21)A slot is the right of an air carrier, pursuant to regulations by the Federal Aviation Administration, to operate a takeoff or landing at a specific time at certain airports.
22) Growth in weekday flights as a percentage, for fourth quarter 2018 compared with fourth quarter 2017.
23) Tax amounts for each individual special item are calculated at the Company’s effective tax rate for the applicable period and totaled in this line item.
24) Net adjustment related to presumption that all aircraft in fleet are owned (i.e., the impact of eliminating aircraft rent expense and replacing with estimated depreciation expense for those same aircraft). The Company makes this adjustment to enhance comparability to other entities that have different capital structures by utilizing alternative financing decisions.
25) The GAAP annual tax rate as of Dec. 31, 2018 was 22.1 percent, and the annual non-GAAP tax rate was also 22.1 percent. See Footnote 4 Regarding use of non-GAAP Financial Measures for additional information.
26) Calculated as an average of the five most recent quarter end balances or remaining obligations.
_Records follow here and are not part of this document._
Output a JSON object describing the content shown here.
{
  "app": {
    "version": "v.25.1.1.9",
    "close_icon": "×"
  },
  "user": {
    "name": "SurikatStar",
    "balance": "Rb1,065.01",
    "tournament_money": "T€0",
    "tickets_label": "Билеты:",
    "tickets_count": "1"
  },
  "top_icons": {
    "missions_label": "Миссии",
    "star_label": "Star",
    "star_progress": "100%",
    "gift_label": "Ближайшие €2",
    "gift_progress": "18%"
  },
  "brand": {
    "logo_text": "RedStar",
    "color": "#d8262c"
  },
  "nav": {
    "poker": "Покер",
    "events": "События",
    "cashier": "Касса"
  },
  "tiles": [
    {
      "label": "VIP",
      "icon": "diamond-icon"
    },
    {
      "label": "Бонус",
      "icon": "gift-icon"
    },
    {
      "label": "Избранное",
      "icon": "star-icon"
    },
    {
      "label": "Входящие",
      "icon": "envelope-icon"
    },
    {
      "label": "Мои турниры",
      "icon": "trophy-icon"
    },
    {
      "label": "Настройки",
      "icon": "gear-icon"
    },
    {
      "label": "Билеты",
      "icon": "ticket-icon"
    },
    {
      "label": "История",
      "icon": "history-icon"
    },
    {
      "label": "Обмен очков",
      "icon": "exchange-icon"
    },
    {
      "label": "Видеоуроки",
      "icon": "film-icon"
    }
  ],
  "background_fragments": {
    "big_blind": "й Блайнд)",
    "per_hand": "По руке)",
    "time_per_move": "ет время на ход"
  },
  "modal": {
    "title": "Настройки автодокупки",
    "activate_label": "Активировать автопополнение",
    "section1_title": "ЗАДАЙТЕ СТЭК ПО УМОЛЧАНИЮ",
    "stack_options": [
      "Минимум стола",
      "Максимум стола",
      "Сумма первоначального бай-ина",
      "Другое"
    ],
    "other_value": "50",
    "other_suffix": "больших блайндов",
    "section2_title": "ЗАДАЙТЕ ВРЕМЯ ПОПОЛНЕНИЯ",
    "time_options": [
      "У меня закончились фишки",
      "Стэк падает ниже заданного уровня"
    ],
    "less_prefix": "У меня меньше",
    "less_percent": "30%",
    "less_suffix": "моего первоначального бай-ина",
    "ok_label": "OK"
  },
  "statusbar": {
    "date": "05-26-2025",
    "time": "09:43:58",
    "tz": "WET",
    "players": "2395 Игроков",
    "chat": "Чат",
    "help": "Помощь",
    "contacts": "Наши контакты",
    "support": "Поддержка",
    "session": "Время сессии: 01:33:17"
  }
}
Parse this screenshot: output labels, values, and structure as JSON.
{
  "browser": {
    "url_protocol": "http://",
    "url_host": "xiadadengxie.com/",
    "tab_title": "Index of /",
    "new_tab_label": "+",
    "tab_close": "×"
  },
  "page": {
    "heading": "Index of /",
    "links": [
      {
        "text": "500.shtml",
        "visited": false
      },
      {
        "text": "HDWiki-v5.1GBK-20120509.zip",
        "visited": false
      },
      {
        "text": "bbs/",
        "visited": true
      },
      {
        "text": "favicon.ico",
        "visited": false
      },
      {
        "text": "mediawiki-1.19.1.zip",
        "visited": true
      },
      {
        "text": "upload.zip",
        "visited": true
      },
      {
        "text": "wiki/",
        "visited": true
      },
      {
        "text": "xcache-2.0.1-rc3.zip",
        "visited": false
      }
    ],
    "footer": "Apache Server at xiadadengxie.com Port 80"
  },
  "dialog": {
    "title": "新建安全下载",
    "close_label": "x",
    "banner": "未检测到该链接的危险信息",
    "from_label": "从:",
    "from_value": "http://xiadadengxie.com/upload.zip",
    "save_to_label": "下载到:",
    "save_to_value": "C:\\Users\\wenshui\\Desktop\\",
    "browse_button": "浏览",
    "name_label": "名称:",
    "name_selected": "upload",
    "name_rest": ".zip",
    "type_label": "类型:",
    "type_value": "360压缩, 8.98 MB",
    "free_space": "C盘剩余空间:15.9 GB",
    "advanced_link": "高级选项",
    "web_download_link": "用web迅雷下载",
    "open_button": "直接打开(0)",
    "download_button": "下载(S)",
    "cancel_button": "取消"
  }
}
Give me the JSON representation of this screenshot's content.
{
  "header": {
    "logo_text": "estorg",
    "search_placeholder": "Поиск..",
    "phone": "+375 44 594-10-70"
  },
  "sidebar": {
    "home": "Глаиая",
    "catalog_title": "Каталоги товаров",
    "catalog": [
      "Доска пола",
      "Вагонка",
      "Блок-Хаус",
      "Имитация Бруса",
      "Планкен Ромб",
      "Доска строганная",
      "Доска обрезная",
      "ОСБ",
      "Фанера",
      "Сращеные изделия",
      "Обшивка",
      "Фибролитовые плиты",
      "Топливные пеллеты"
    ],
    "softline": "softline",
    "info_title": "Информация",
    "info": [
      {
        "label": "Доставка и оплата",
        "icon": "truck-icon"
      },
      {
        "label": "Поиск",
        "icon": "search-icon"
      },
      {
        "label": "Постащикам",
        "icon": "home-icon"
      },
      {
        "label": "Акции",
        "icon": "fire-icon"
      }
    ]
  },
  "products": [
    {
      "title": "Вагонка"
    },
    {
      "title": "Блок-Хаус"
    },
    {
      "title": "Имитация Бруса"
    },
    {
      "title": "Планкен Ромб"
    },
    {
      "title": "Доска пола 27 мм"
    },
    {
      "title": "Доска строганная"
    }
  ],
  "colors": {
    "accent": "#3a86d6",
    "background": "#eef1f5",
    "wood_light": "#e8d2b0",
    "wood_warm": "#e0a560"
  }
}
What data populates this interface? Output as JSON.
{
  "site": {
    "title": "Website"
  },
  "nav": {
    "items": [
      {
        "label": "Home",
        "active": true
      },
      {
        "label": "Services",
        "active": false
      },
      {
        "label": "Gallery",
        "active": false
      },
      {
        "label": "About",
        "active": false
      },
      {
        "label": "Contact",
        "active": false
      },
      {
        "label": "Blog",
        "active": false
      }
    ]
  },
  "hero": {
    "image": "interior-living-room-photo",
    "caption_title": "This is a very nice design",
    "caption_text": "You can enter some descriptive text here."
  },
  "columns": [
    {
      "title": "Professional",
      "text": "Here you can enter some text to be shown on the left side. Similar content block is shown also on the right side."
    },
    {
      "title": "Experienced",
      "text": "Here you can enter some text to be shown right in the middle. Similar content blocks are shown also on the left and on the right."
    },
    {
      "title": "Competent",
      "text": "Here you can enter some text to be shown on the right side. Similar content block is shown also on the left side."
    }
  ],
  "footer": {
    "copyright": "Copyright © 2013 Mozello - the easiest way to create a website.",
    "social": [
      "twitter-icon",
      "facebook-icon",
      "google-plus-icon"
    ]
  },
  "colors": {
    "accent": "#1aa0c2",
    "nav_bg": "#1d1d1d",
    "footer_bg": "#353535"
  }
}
The Net present value of aircraft operating leases represents the assumption that all aircraft in the Company’s fleet are owned, as it reflects the remaining contractual commitments discounted at the Company’s estimated incremental borrowing rate as of the time each individual lease was signed.
27) The Equity adjustment for hedge accounting in the denominator adjusts for the cumulative impacts, in Accumulated other comprehensive income and Retained earnings, of gains and/or losses associated with hedge accounting related to fuel hedge derivatives that will settle in future periods. The current period impact of these gains and/or losses is reflected in the Net impact from fuel contracts in the numerator.
28) Flight includes Cabin Service Support, Inflight, and Flight Operations. Ground, Customer, and Fleet Services includes Provisioning, Customer Services, Ground Operations, and Operations Coordination Center.
29) First and second checked pieces of luggage, size and weight limits apply.
30) Fare differences might apply.
31) Each qualified organization is eligible to receive up to six roundtrip tickets per calendar year as part of the Tickets for Time Program.
32) Based on Independent Sector’s estimated value of a volunteer hour. For more information, visit:
33) Includes Southwest’s contributions to Employee health and welfare plans, workers’ compensation insurance, and employer payroll taxes.
34) 401(k) savings plan participation for 2017 has been revised to be consistent with current year and prior years’ participation calculations.
35) Conversions to MWh are based on default densities and heating values from the CDP guidance document, “Technical Note: Conversion of fuel data to MWh.” We use this unit of measurement for consistency with our CDP reporting.
36) Our energy and emissions related to the use of propane fuel for 2018 does not include propane used in forklifts.
37) Water consumption is primarily for domestic use at our facilities.
38) NOx and SOx emissions are reported in our annual emissions inventories for our DAL and PHX facilities. Data is from prior year due to air emissions reporting cycle.
39) Definition has been revised to count only electric Ground Support Equipment (GSE) where there is a fossil-fueled alternative. Total numbers of electric Ground Support Equipment for 2014 through 2017 have been revised to reflect the revised definition.
40) Purchases of renewable energy certificates (kWh) has been revised based on review of renewable energy certificate records for 2017.
41) Waste and material recycled from aircraft and select facilities as part of Southwest’s waste management and co-mingled recycling programs. Does not include international flights due to regulations that require waste from international flights to be incinerated. Does not include AirTran flights.